To maintain its competitiveness and continue its upward trajectory, however, Vietnam needs to respond to the evolving manufacturing landscape, specifically in light of the fourth industrial revolution, or Industry 4.0.
‘New collar’ workers as the future of manufacturing
One of the biggest changes that the fourth industrial revolution will bring to manufacturing is its transformation of factories into high-tech environments populated by automated machinery and robots. The increasing presence of technology in such industrial workplaces is expected to create new kinds of jobs and change the nature of existing ones, giving rise to what has been called the "new collar" worker.
This new kind of worker is set to replace the old divide between “blue collar” manual labor on the factory floor and “white collar” clerical and management jobs in offices. The “new collar” jobs of the future are intellectually demanding and require accuracy and dexterity. Workers, for their part, will be expected to be multi-skilled specialists - for instance, a welding expert might simultaneously serve as a quality control manager.

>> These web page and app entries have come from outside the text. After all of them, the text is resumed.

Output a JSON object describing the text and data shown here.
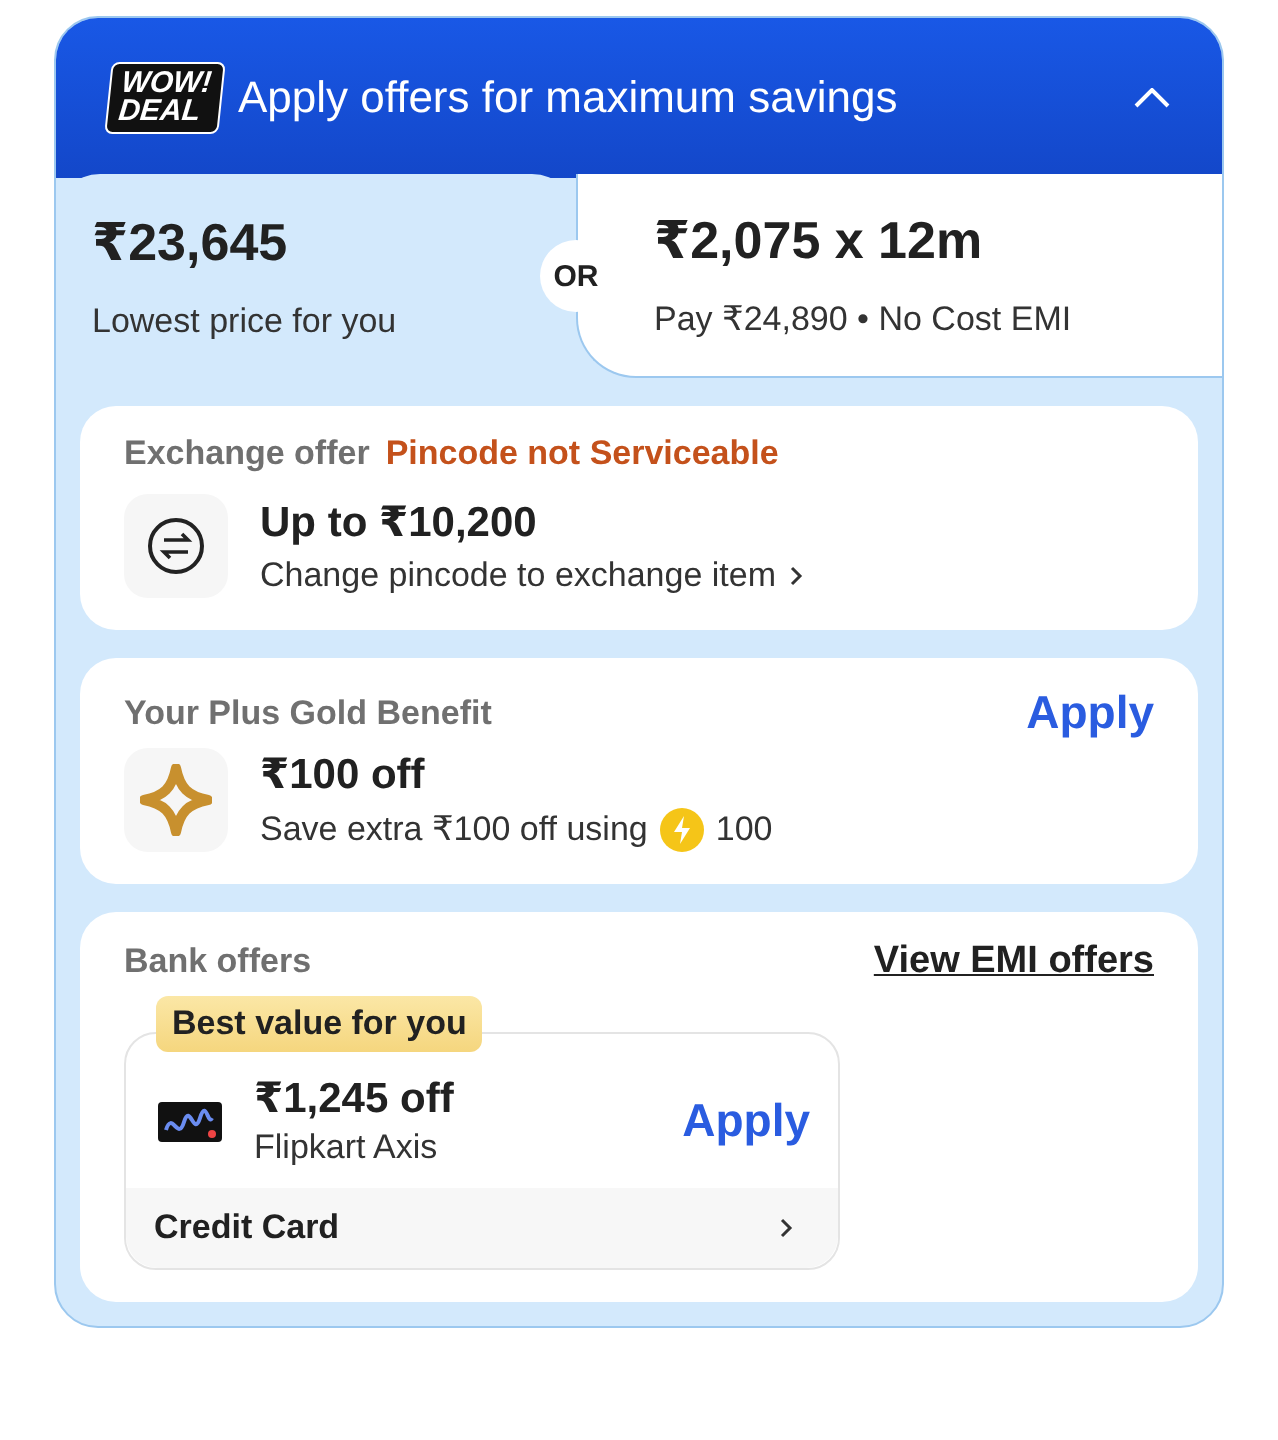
{
  "header": {
    "badge": "WOW!\nDEAL",
    "title": "Apply offers for maximum savings",
    "expanded": true
  },
  "price_options": [
    {
      "price": "₹23,645",
      "caption": "Lowest price for you",
      "selected": true
    },
    {
      "price": "₹2,075 x 12m",
      "caption": "Pay ₹24,890 • No Cost EMI",
      "selected": false
    }
  ],
  "separator": "OR",
  "offers": [
    {
      "kind": "exchange",
      "heading": "Exchange offer",
      "status": "Pincode not Serviceable",
      "amount": "Up to ₹10,200",
      "note": "Change pincode to exchange item"
    },
    {
      "kind": "gold",
      "heading": "Your Plus Gold Benefit",
      "action": "Apply",
      "amount": "₹100 off",
      "note": "Save extra ₹100 off using",
      "coins": "100"
    },
    {
      "kind": "bank",
      "heading": "Bank offers",
      "link": "View EMI offers",
      "tag": "Best value for you",
      "amount": "₹1,245 off",
      "bank": "Flipkart Axis",
      "action": "Apply",
      "card_type": "Credit Card"
    }
  ]
}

While this presents a variety of opportunities, it also poses a great challenge: the widening of the skills gap that is already affecting the manufacturing sector, both globally as well as in Vietnam. The World Economic Forum (WEF) estimates that by 2020, more than a third of core skills required by today’s occupations will have changed; according to one report, 65 percent of children entering primary school today will have jobs that do not yet exist and for which their educations will fail to prepare them.
To prepare students and workers for the future, the Vietnamese central government decided to allocate specific resources to education in its directive to strengthen the country’s ability to access Industry 4.0. The budget includes plans to promote STEM education in the public school system’s universal curriculum, as well as to revise vocational school curricula to offer classes that will help students develop the skills needed to succeed in the fourth industrial economy.
Creating the future of manufacturing through private-sector partnerships
If the “new collar” worker of the future is to become a reality, it will only happen with the buy-in of the private sector. The manufacturing industry, specifically, needs to commit to playing an active role in creating “new collar” workers in Vietnam – and worldwide – in order to build a deep talent pool and sustain its operations.
One way to do this is through scholarships and other partnerships with educational institutions. At Mitsubishi Heavy Industries (MHI) Group, education partnerships serve as a crucial part of social impact programming that gives back to the local communities in which it operates.
Vietnam’s partnership with the Ministry of Education and Training (MoET), which creates opportunities for Vietnamese students to study in Japan and complete internships at MHI, is one of MHI’s most active. Other sponsorships dedicate time and money to the creation of joint-training activities and short-term study programs, which give students and academics the opportunity to take seminars on advanced technologies in energy and aviation. These classes and experiential programs allow for MHI Group to help further build and nurture local industries in which it has expertise.
Companies can also commit to upskilling the Vietnamese workforce through the facilitation of technology transfers. Since MHI’s Vietnamese factories feed directly into its global manufacturing supply chain for aviation equipment and diesel engines, MHI Group has organically shared expertise and best practices across markets all over the world, including the new skills, knowledge and technologies that will help to power Industry 4.0.
By helping to create “new collar” workers, manufacturing companies can retain their growth while helping countries like Vietnam to skill up their workforce, access the benefits of the fourth industrial revolution and power the continued rise of their manufacturing economies.
This article first appeared online at Vietnam Investment Review.